There is one form of inadequacy, however, that can be so subtle as to escape the eye of most. It is the lack of preparation.
What has been revealed to mediators over time and experience is that those attorneys who handle their cases with the expectation or assumption they are going to trial, uniformly do much better in mediation for their clients than attorneys who are not as prepared. To obtain respect from the other side and engender a desire to settle reasonably, attorneys in most cases need to prepare as if they will be in trial.
I have noticed that several of these attorneys will usually have some sample trial exhibits for the mediation. Recently where the trial was several months away, one attorney brought in large posters containing on one side photographs of a plaintiff engaged in certain activities. On the opposite side were quotes from her deposition where she denied she could do these activities. This was more powerful than simply stating the party had not been credible in deposition testimony.
In another mediation where no trial date was set plaintiff’s counsel brought in posters with professional drawings of the step-by-step surgical procedures performed on his client. He also had a container of the hardware that had been used to stabilize the bone fractures she suffered. These were laid out on the table similar to what would occur at trial. Several other equally moving, tangible exhibits were presented. The case settled for over $1,000,000.00 for the client of Martin Pulverman. It was not long afterward that I mediated another case involving a similar injury, surgery and special damages but that case settled for far less. Only written reports were submitted of the injuries of plaintiff, her surgery and aftermath.
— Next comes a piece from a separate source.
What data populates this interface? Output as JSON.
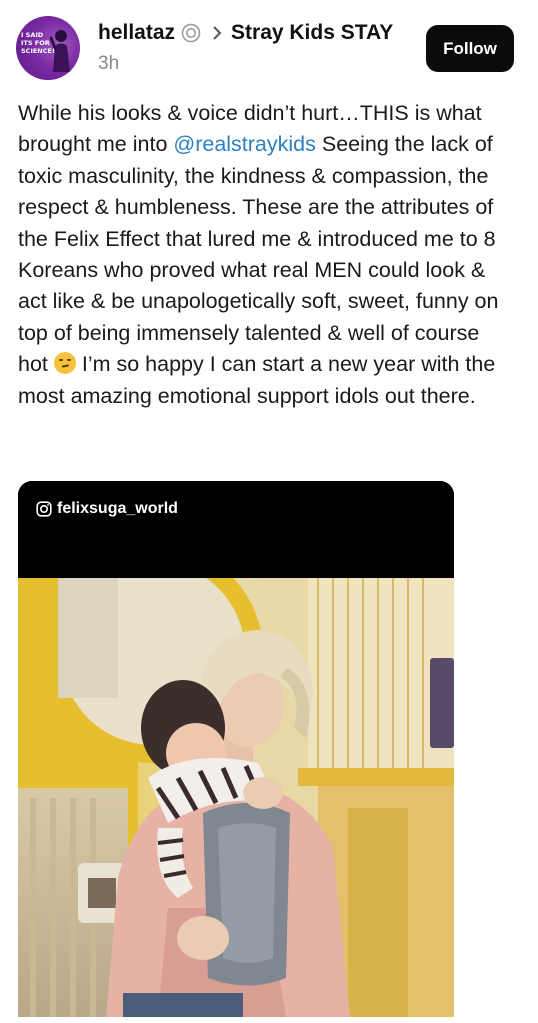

Other attorneys have had videos compiled of witnesses being interviewed including doctors, family members, co-workers and others. Robert Patterson has done this successfully. The most elaborate was one presented by Brown Green’s firm which included narration by a newscaster. This was in a case involving the molestation by a coach of a female student athlete. The preparation does not need to be as elaborate or expensive as some of the examples given above, especially in low-damage cases, but it should be more than simply submitting medical reports and billing in most instances. If there are expectations of a large settlement, the reason why should be demonstrated effectively.
Thinking creatively and putting oneself in the shoes of the other side and the jury helps to generate ideas of what can be done to have a more powerful effect on the opposing side than the run-of-the-mill items usually submitted. The words in a brief such as “life threating injuries” or “devastating effect” are worn out; so too, from the defense side, are phrases such as, “the force of impact was minimal.” What the mediator and other side will respond to best is some demonstration backing up familiar words and phrases. Actual X-rays or MR films, and photographs of vehicles, for example, are far better than verbal descriptions. Actual quotes from reports, research, studies, and depositions, where they represent powerful evidence, are helpful as well. Avoid leaving important points to the imagination of the opposing side or mediator.
Attorneys should also be sure to have what they need well prior to the mediation. Unless for tactical reasons something should not be disclosed too early, it is best to exchange that which is expected to be moving to the other side. At least have these items at your fingertips at the mediation. If the suit involves damages, especially where an insurance carrier is involved, it is a must to have the damages calculated and the evidence supporting damages given to the other side well in advance of the mediation or settlement discussions. Getting authorization for settlement amounts is now a cumbersome process and can rarely be done quickly or changed after minds are made up at the insurance claims or home office.
While examples above relate to personal injury claims, the principle applies in all cases. A well organized and prepared lawyer in mediation will operate far more confidently and effectively than one who is less so. Clients notice this. If no settlement is reached and the client has witnessed their attorney fumbling through the mediation having failed to prepare, they will not only be disappointed but will have doubts about their lawyer, whether they express them or not.
In preparation for mediation and trial, there is a standard by which attorneys are held. Most errors in this respect go unnoticed unless they are patently obvious. Still a client is harmed by poor or marginal preparation. The standard is one applied to the community of lawyers among whom they practice.
Clients expect their attorneys to be prepared for trial. They no doubt also expect they will be as effective as other competent attorneys in preparing for mediation or settlement discussions. To be effective, one must be prepared with that which will have the most influence on the other side in responding to settlement demands or offers. When facing the expense and ordeal of continued litigation and risk at trial, clients deserve a lawyer who provides them the best opportunity for a good settlement.